Data records for software interfaces:
Content starts

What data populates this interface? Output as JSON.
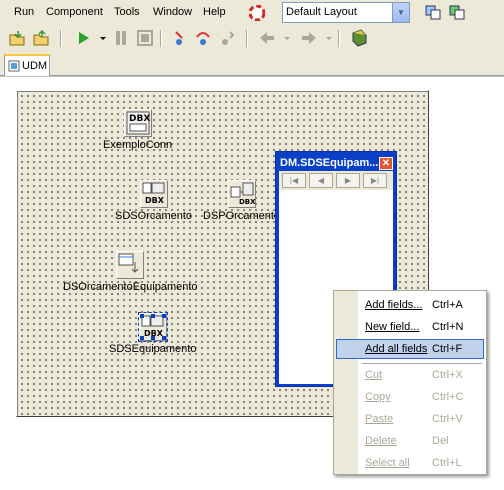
{
  "menubar": {
    "items": [
      "Run",
      "Component",
      "Tools",
      "Window",
      "Help"
    ],
    "layout_value": "Default Layout"
  },
  "tabs": [
    {
      "label": "UDM"
    }
  ],
  "components": [
    {
      "label": "ExemploConn",
      "icon": "dbx-connection-icon",
      "icon_text": "DBX"
    },
    {
      "label": "SDSOrcamento",
      "icon": "sql-dataset-icon",
      "icon_text": "DBX"
    },
    {
      "label": "DSPOrcamento",
      "icon": "dataset-provider-icon",
      "icon_text": "DBX"
    },
    {
      "label": "DSOrcamentoEquipamento",
      "icon": "datasource-icon",
      "icon_text": ""
    },
    {
      "label": "SDSEquipamento",
      "icon": "sql-dataset-icon",
      "icon_text": "DBX"
    }
  ],
  "fields_editor": {
    "title": "DM.SDSEquipam..."
  },
  "context_menu": {
    "items": [
      {
        "label": "Add fields...",
        "shortcut": "Ctrl+A",
        "enabled": true
      },
      {
        "label": "New field...",
        "shortcut": "Ctrl+N",
        "enabled": true
      },
      {
        "label": "Add all fields",
        "shortcut": "Ctrl+F",
        "enabled": true,
        "highlighted": true
      },
      {
        "label": "Cut",
        "shortcut": "Ctrl+X",
        "enabled": false
      },
      {
        "label": "Copy",
        "shortcut": "Ctrl+C",
        "enabled": false
      },
      {
        "label": "Paste",
        "shortcut": "Ctrl+V",
        "enabled": false
      },
      {
        "label": "Delete",
        "shortcut": "Del",
        "enabled": false
      },
      {
        "label": "Select all",
        "shortcut": "Ctrl+L",
        "enabled": false
      }
    ]
  },
  "colors": {
    "accent": "#0a3fc8",
    "highlight": "#c1d2ee",
    "disabled": "#aca899"
  }
}
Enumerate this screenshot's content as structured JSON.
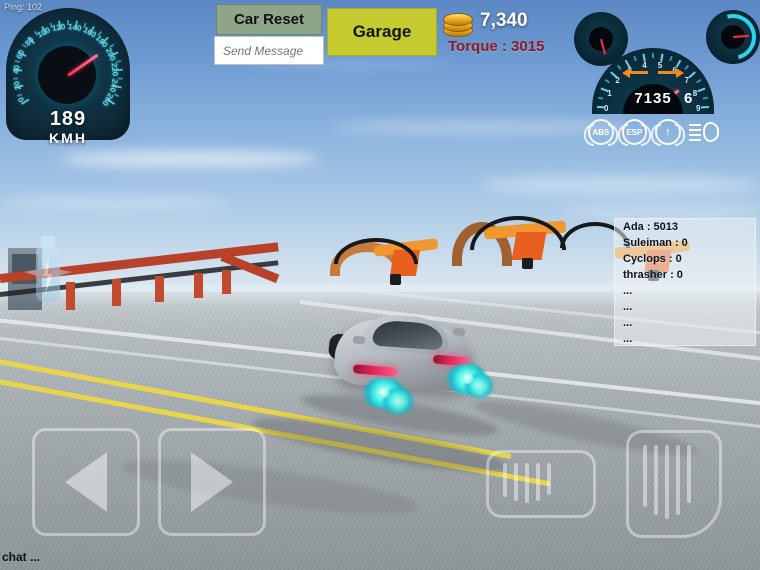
{
  "hud": {
    "ping_label": "Ping: 102",
    "chat_label": "chat ...",
    "speedometer": {
      "value": "189",
      "unit": "KMH",
      "ticks": [
        "0",
        "20",
        "40",
        "60",
        "80",
        "100",
        "120",
        "140",
        "160",
        "180",
        "200",
        "220",
        "240",
        "260"
      ],
      "needle_value": 189,
      "max": 260
    },
    "tachometer": {
      "rpm": "7135",
      "gear": "6",
      "ticks": [
        "0",
        "1",
        "2",
        "3",
        "4",
        "5",
        "6",
        "7",
        "8",
        "9"
      ],
      "needle_value": 7135,
      "max": 9000
    },
    "indicators": [
      {
        "name": "abs-indicator",
        "label": "ABS"
      },
      {
        "name": "esp-indicator",
        "label": "ESP"
      },
      {
        "name": "brake-warning-indicator",
        "label": "!"
      },
      {
        "name": "headlight-indicator",
        "label": ""
      }
    ]
  },
  "toolbar": {
    "car_reset_label": "Car Reset",
    "garage_label": "Garage",
    "message_placeholder": "Send Message",
    "message_value": "",
    "coins": "7,340",
    "torque": "Torque : 3015"
  },
  "leaderboard": {
    "rows": [
      "Ada :  5013",
      "Suleiman :  0",
      "Cyclops :  0",
      "thrasher :  0",
      "...",
      "...",
      "...",
      "..."
    ]
  },
  "controls": {
    "steer_left": "steer-left",
    "steer_right": "steer-right",
    "brake": "brake-pedal",
    "gas": "gas-pedal",
    "nitro": "nitro-boost"
  },
  "colors": {
    "car_reset_bg": "#8fa58a",
    "garage_bg": "#c5cb2e",
    "torque_text": "#8f1b23",
    "gauge_accent": "#5fd8e8",
    "needle": "#ff2b4a",
    "nitro_flame": "#49f2e6",
    "coin": "#e8a51d"
  }
}
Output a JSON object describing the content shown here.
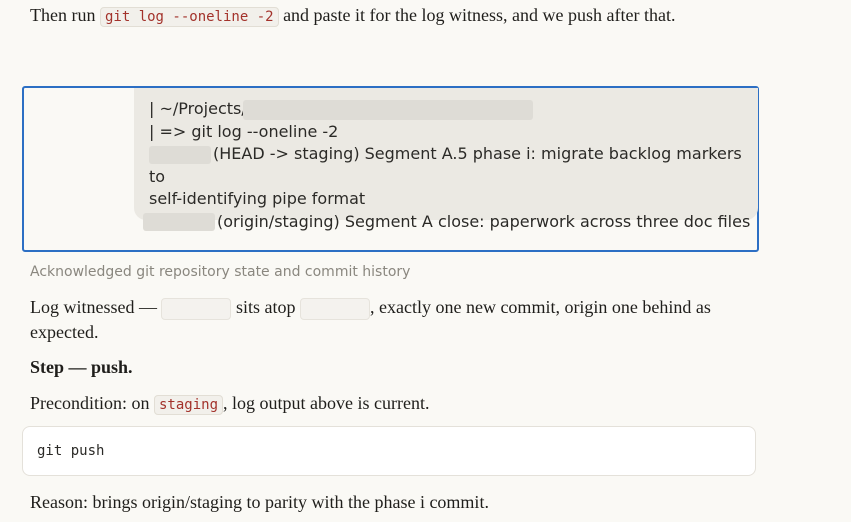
{
  "intro": {
    "before": "Then run ",
    "code": "git log --oneline -2",
    "after": " and paste it for the log witness, and we push after that."
  },
  "user_message": {
    "line1": "| ~/Projects/",
    "line2": "| => git log --oneline -2",
    "commit1_msg": "(HEAD -> staging) Segment A.5 phase i: migrate backlog markers to",
    "commit1_cont": "self-identifying pipe format",
    "commit2_msg": "(origin/staging) Segment A close: paperwork across three doc files"
  },
  "thinking_summary": "Acknowledged git repository state and commit history",
  "witness": {
    "prefix": "Log witnessed — ",
    "mid": " sits atop ",
    "suffix": ", exactly one new commit, origin one behind as expected."
  },
  "step_heading": "Step — push.",
  "precondition": {
    "before": "Precondition: on ",
    "code": "staging",
    "after": ", log output above is current."
  },
  "code_block": "git push",
  "reason": "Reason: brings origin/staging to parity with the phase i commit."
}
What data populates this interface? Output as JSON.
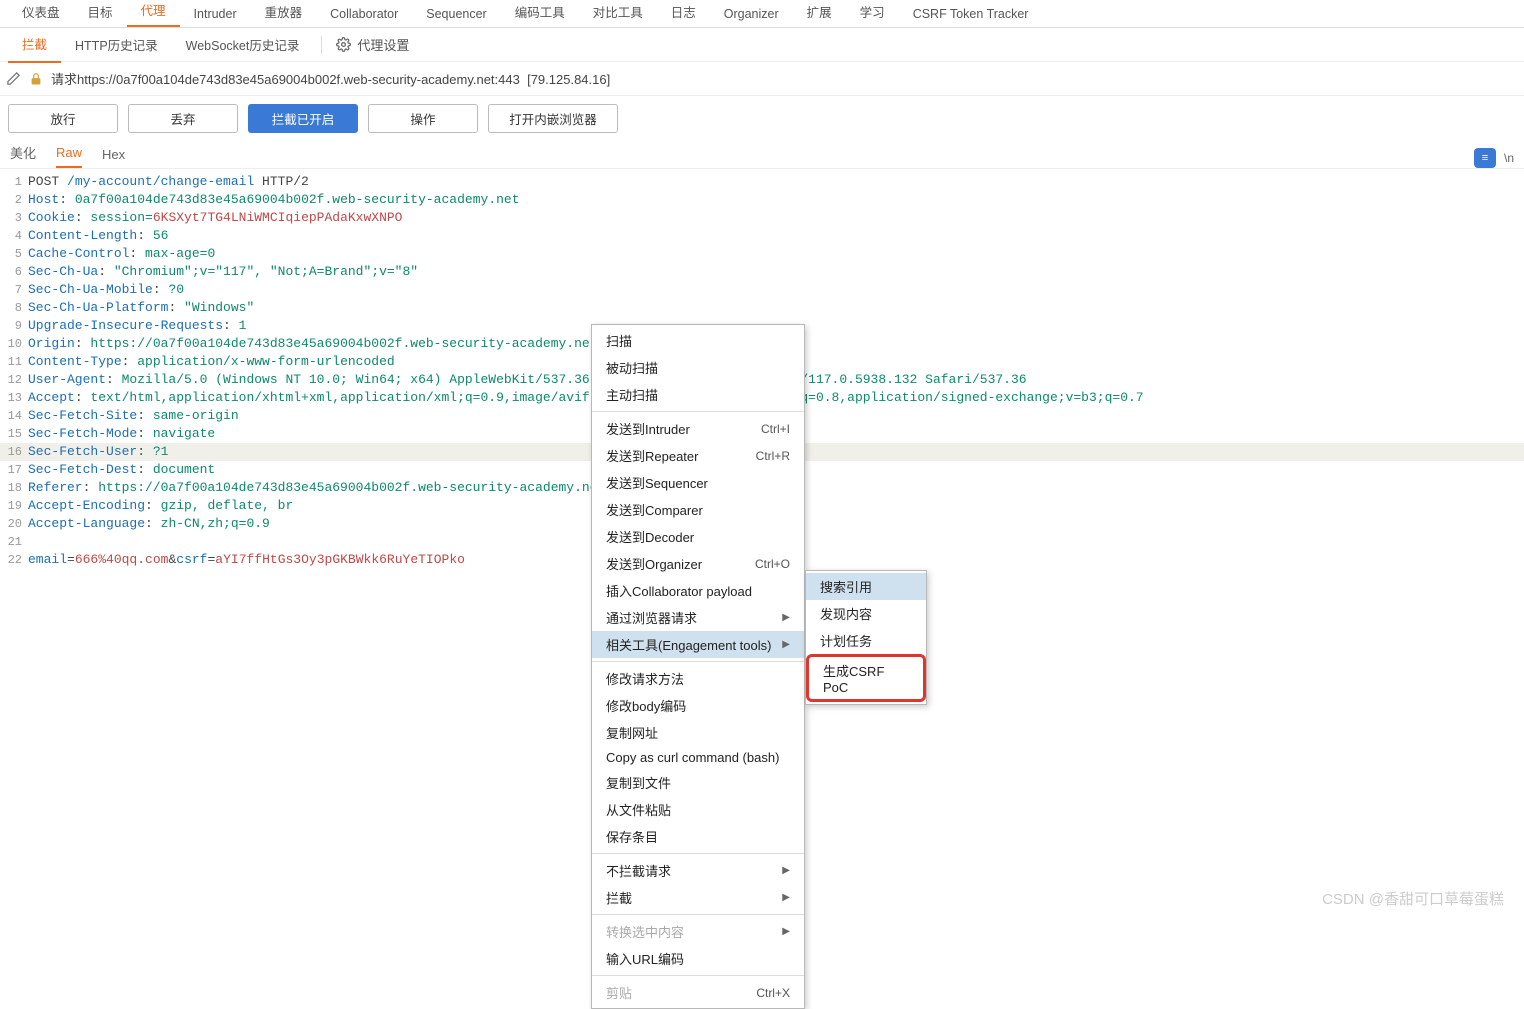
{
  "topTabs": [
    "仪表盘",
    "目标",
    "代理",
    "Intruder",
    "重放器",
    "Collaborator",
    "Sequencer",
    "编码工具",
    "对比工具",
    "日志",
    "Organizer",
    "扩展",
    "学习",
    "CSRF Token Tracker"
  ],
  "activeTopTab": 2,
  "subTabs": [
    "拦截",
    "HTTP历史记录",
    "WebSocket历史记录"
  ],
  "activeSubTab": 0,
  "proxySettings": "代理设置",
  "request": {
    "label": "请求",
    "url": "https://0a7f00a104de743d83e45a69004b002f.web-security-academy.net:443",
    "ip": "[79.125.84.16]"
  },
  "buttons": {
    "forward": "放行",
    "drop": "丢弃",
    "intercept": "拦截已开启",
    "action": "操作",
    "browser": "打开内嵌浏览器"
  },
  "viewTabs": [
    "美化",
    "Raw",
    "Hex"
  ],
  "activeViewTab": 1,
  "rightBadge": "≡",
  "rightNl": "\\n",
  "raw": {
    "lines": [
      {
        "n": 1,
        "method": "POST",
        "path": "/my-account/change-email",
        "proto": "HTTP/2"
      },
      {
        "n": 2,
        "k": "Host",
        "v": "0a7f00a104de743d83e45a69004b002f.web-security-academy.net"
      },
      {
        "n": 3,
        "k": "Cookie",
        "v": "session=",
        "cookie": "6KSXyt7TG4LNiWMCIqiepPAdaKxwXNPO"
      },
      {
        "n": 4,
        "k": "Content-Length",
        "v": "56"
      },
      {
        "n": 5,
        "k": "Cache-Control",
        "v": "max-age=0"
      },
      {
        "n": 6,
        "k": "Sec-Ch-Ua",
        "v": "\"Chromium\";v=\"117\", \"Not;A=Brand\";v=\"8\""
      },
      {
        "n": 7,
        "k": "Sec-Ch-Ua-Mobile",
        "v": "?0"
      },
      {
        "n": 8,
        "k": "Sec-Ch-Ua-Platform",
        "v": "\"Windows\""
      },
      {
        "n": 9,
        "k": "Upgrade-Insecure-Requests",
        "v": "1"
      },
      {
        "n": 10,
        "k": "Origin",
        "v": "https://0a7f00a104de743d83e45a69004b002f.web-security-academy.net"
      },
      {
        "n": 11,
        "k": "Content-Type",
        "v": "application/x-www-form-urlencoded"
      },
      {
        "n": 12,
        "k": "User-Agent",
        "v": "Mozilla/5.0 (Windows NT 10.0; Win64; x64) AppleWebKit/537.36 (KHTML, like Gecko) Chrome/117.0.5938.132 Safari/537.36"
      },
      {
        "n": 13,
        "k": "Accept",
        "v": "text/html,application/xhtml+xml,application/xml;q=0.9,image/avif,image/webp,image/apng,*/*;q=0.8,application/signed-exchange;v=b3;q=0.7"
      },
      {
        "n": 14,
        "k": "Sec-Fetch-Site",
        "v": "same-origin"
      },
      {
        "n": 15,
        "k": "Sec-Fetch-Mode",
        "v": "navigate"
      },
      {
        "n": 16,
        "k": "Sec-Fetch-User",
        "v": "?1"
      },
      {
        "n": 17,
        "k": "Sec-Fetch-Dest",
        "v": "document"
      },
      {
        "n": 18,
        "k": "Referer",
        "v": "https://0a7f00a104de743d83e45a69004b002f.web-security-academy.net/my-"
      },
      {
        "n": 19,
        "k": "Accept-Encoding",
        "v": "gzip, deflate, br"
      },
      {
        "n": 20,
        "k": "Accept-Language",
        "v": "zh-CN,zh;q=0.9"
      },
      {
        "n": 21,
        "blank": true
      },
      {
        "n": 22,
        "body": true,
        "p1": "email",
        "v1": "666%40qq.com",
        "amp": "&",
        "p2": "csrf",
        "v2": "aYI7ffHtGs3Oy3pGKBWkk6RuYeTIOPko"
      }
    ]
  },
  "menu": {
    "items": [
      {
        "label": "扫描"
      },
      {
        "label": "被动扫描"
      },
      {
        "label": "主动扫描"
      },
      {
        "sep": true
      },
      {
        "label": "发送到Intruder",
        "shortcut": "Ctrl+I"
      },
      {
        "label": "发送到Repeater",
        "shortcut": "Ctrl+R"
      },
      {
        "label": "发送到Sequencer"
      },
      {
        "label": "发送到Comparer"
      },
      {
        "label": "发送到Decoder"
      },
      {
        "label": "发送到Organizer",
        "shortcut": "Ctrl+O"
      },
      {
        "label": "插入Collaborator payload"
      },
      {
        "label": "通过浏览器请求",
        "sub": true
      },
      {
        "label": "相关工具(Engagement tools)",
        "sub": true,
        "highlight": true
      },
      {
        "sep": true
      },
      {
        "label": "修改请求方法"
      },
      {
        "label": "修改body编码"
      },
      {
        "label": "复制网址"
      },
      {
        "label": "Copy as curl command (bash)"
      },
      {
        "label": "复制到文件"
      },
      {
        "label": "从文件粘贴"
      },
      {
        "label": "保存条目"
      },
      {
        "sep": true
      },
      {
        "label": "不拦截请求",
        "sub": true
      },
      {
        "label": "拦截",
        "sub": true
      },
      {
        "sep": true
      },
      {
        "label": "转换选中内容",
        "sub": true,
        "disabled": true
      },
      {
        "label": "输入URL编码"
      },
      {
        "sep": true
      },
      {
        "label": "剪贴",
        "shortcut": "Ctrl+X",
        "disabled": true
      }
    ],
    "subItems": [
      {
        "label": "搜索引用",
        "highlight": true
      },
      {
        "label": "发现内容"
      },
      {
        "label": "计划任务"
      },
      {
        "label": "生成CSRF PoC",
        "red": true
      }
    ]
  },
  "watermark": "CSDN @香甜可口草莓蛋糕"
}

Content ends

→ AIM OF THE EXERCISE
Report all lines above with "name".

→ FINISHED TASK
        "name": "abs-indicator",
        "name": "esp-indicator",
        "name": "brake-warning-indicator",
        "name": "headlight-indicator",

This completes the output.